CampusTour

Serge-Olivier Amega

A Cornell AppDev iOS app allowing users to explore the campus with augmented reality. Users can view upcoming events and nearby buildings.

Spyderbot

Wen-Ying Lee, Hamish Tennent, Ilan Mandel

One of the biggest design challenges in most Human Robot Interaction (HRI) research labs is finding an appropriate robot platform for the researcher to use in their studies. Most labs are made up of technically minded engineers and human focused social scientists. When looking to research the effects of new behaviours/algorithims/systems often the only choice is to use one of the expensive, off the shelf products available on the market (eg. Keepon, Nao, Pepper, etc). This means new interactions are being limited by what can be designed into these existing form factors using limited access to the hardware platforms themselves. This has the effects of limiting the generalisability of scientific research and I believe is a choke point for the robotics innovation pipeline. When so many of the findings published today are either using heavily anthropomorphised products already available on the market (e.g Nao robot), products with limited access the the backend software (e.g Jibo), or low fidelity robots prototyped over a weekend in a research lab, it creates a gap in the explorable knowledge for the field of HRI. The goal for this project was to design a non-anthropomorphic, open source, low cost, expressive social robot platform that could be widely used. My goal was not only have it used by the 6+ researchers in my lab, but those in other departments, institutions and with the goal of doing field research with end users to explore potential use cases for social robots in the home.

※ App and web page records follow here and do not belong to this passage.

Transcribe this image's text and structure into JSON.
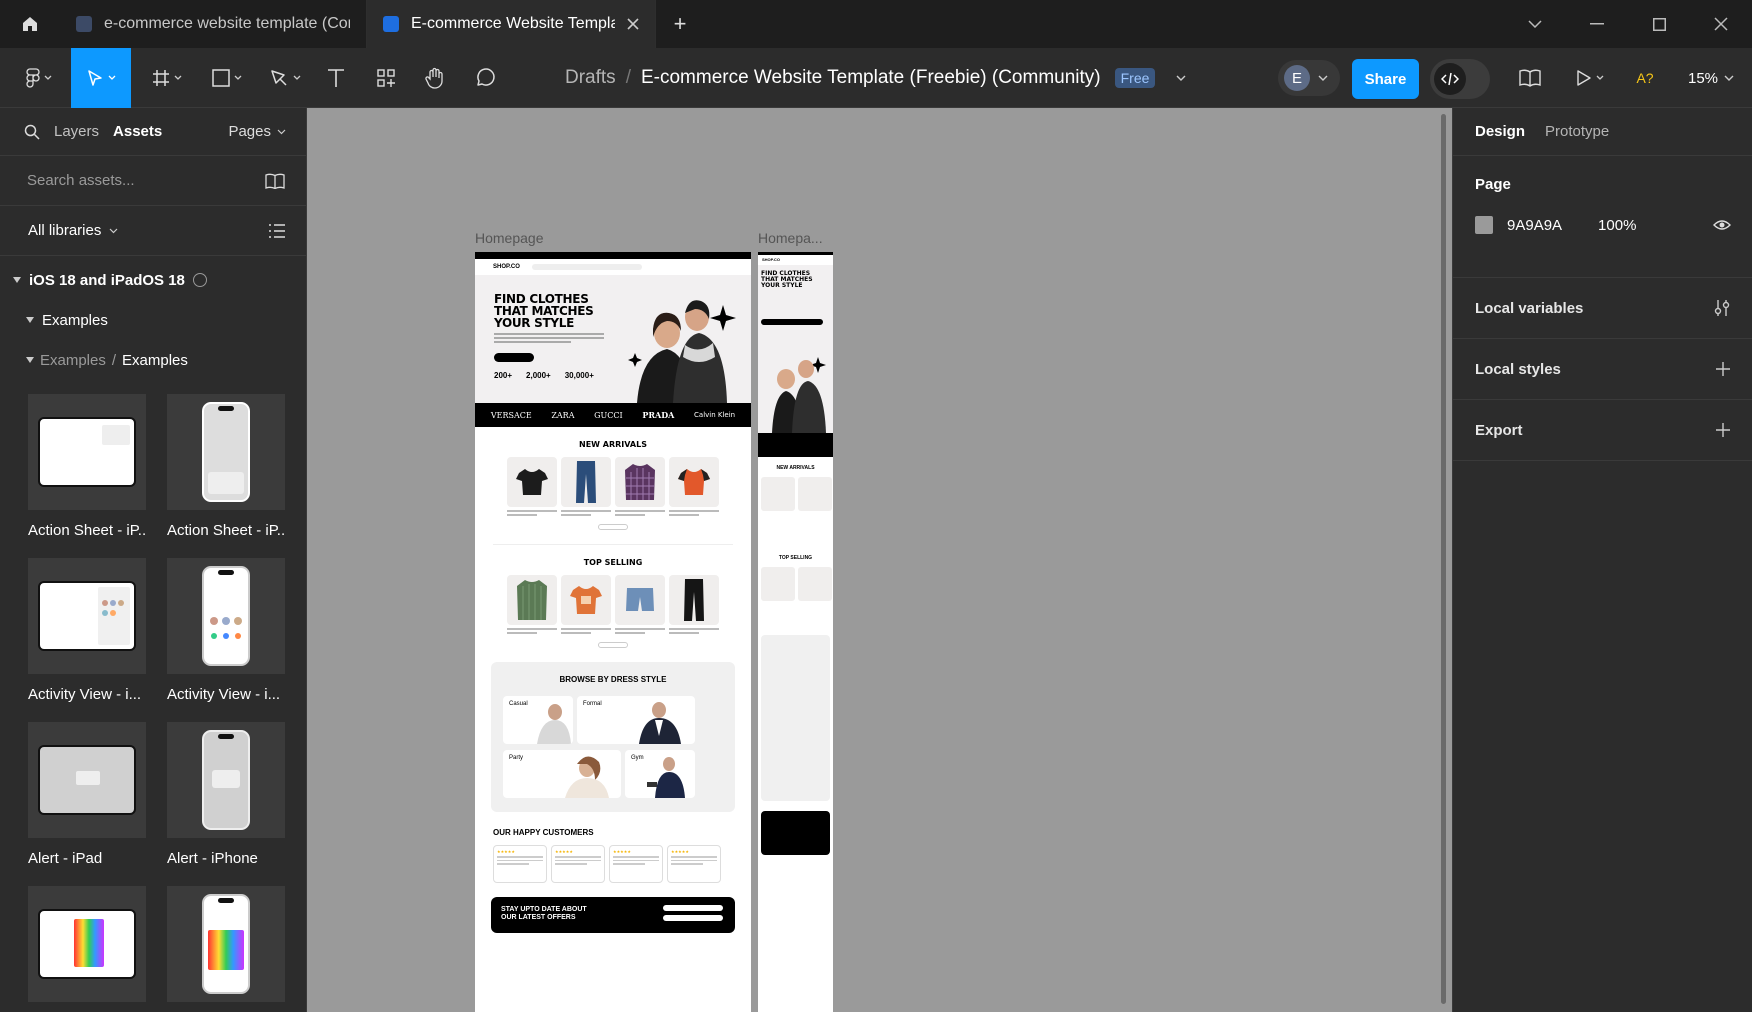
{
  "titlebar": {
    "tabs": [
      {
        "label": "e-commerce website template (Com",
        "active": false
      },
      {
        "label": "E-commerce Website Template (Fr",
        "active": true
      }
    ],
    "new_tab": "+"
  },
  "toolbar": {
    "breadcrumb_parent": "Drafts",
    "breadcrumb_sep": "/",
    "file_name": "E-commerce Website Template (Freebie) (Community)",
    "badge": "Free",
    "avatar_initial": "E",
    "share_label": "Share",
    "ai_label": "A?",
    "zoom": "15%"
  },
  "left_panel": {
    "tab_layers": "Layers",
    "tab_assets": "Assets",
    "pages_label": "Pages",
    "search_placeholder": "Search assets...",
    "libraries_label": "All libraries",
    "library_name": "iOS 18 and iPadOS 18",
    "group_examples": "Examples",
    "sub_path_parent": "Examples",
    "sub_path_sep": "/",
    "sub_path_child": "Examples",
    "assets": [
      {
        "label": "Action Sheet - iP..."
      },
      {
        "label": "Action Sheet - iP..."
      },
      {
        "label": "Activity View - i..."
      },
      {
        "label": "Activity View - i..."
      },
      {
        "label": "Alert - iPad"
      },
      {
        "label": "Alert - iPhone"
      },
      {
        "label": ""
      },
      {
        "label": ""
      }
    ]
  },
  "canvas": {
    "background": "#9A9A9A",
    "frames": [
      {
        "label": "Homepage"
      },
      {
        "label": "Homepa..."
      }
    ],
    "mock": {
      "logo": "SHOP.CO",
      "hero_title": "FIND CLOTHES THAT MATCHES YOUR STYLE",
      "stats": [
        "200+",
        "2,000+",
        "30,000+"
      ],
      "brands": [
        "VERSACE",
        "ZARA",
        "GUCCI",
        "PRADA",
        "Calvin Klein"
      ],
      "new_arrivals": "NEW ARRIVALS",
      "top_selling": "TOP SELLING",
      "browse": "BROWSE BY DRESS STYLE",
      "styles": [
        "Casual",
        "Formal",
        "Party",
        "Gym"
      ],
      "customers": "OUR HAPPY CUSTOMERS",
      "newsletter": "STAY UPTO DATE ABOUT OUR LATEST OFFERS"
    }
  },
  "right_panel": {
    "tab_design": "Design",
    "tab_prototype": "Prototype",
    "page_title": "Page",
    "page_color": "9A9A9A",
    "page_opacity": "100%",
    "local_variables": "Local variables",
    "local_styles": "Local styles",
    "export": "Export"
  }
}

This work is still ongoing and this robot is currently being used in research in the lab. Usability tests are being run to verify whether or not the design intentions were realised in the final design. The robot is also being used in research into how people learn a new language, this is allowing practical testing of the usability of the form to convey expressive behaviours.

Cornell Design & Tech Initiative

Karun Singh, Alice Pham, Matt Barker, Shea Belsky

We are a project team that creates technology to address needs on Cornell' campus, and beyond. We currently have over 50 members (designers, developers, and product managers) actively collaborating on 9 products that are centered around the Cornell community. Through these projects, we are looking to improve things like campus safety, orientation week, office hours, undergraduate research, and more!

Shout

Neha Rao, Raymone Radi, Kaushik Ravikumar, and Kaitlyn Son

Shout is an anonymous sexual assault reporting app that looks to give otherwise silenced survivors a voice in the Cornell community. The reports are used to warn other students of dangerous areas on and around campus.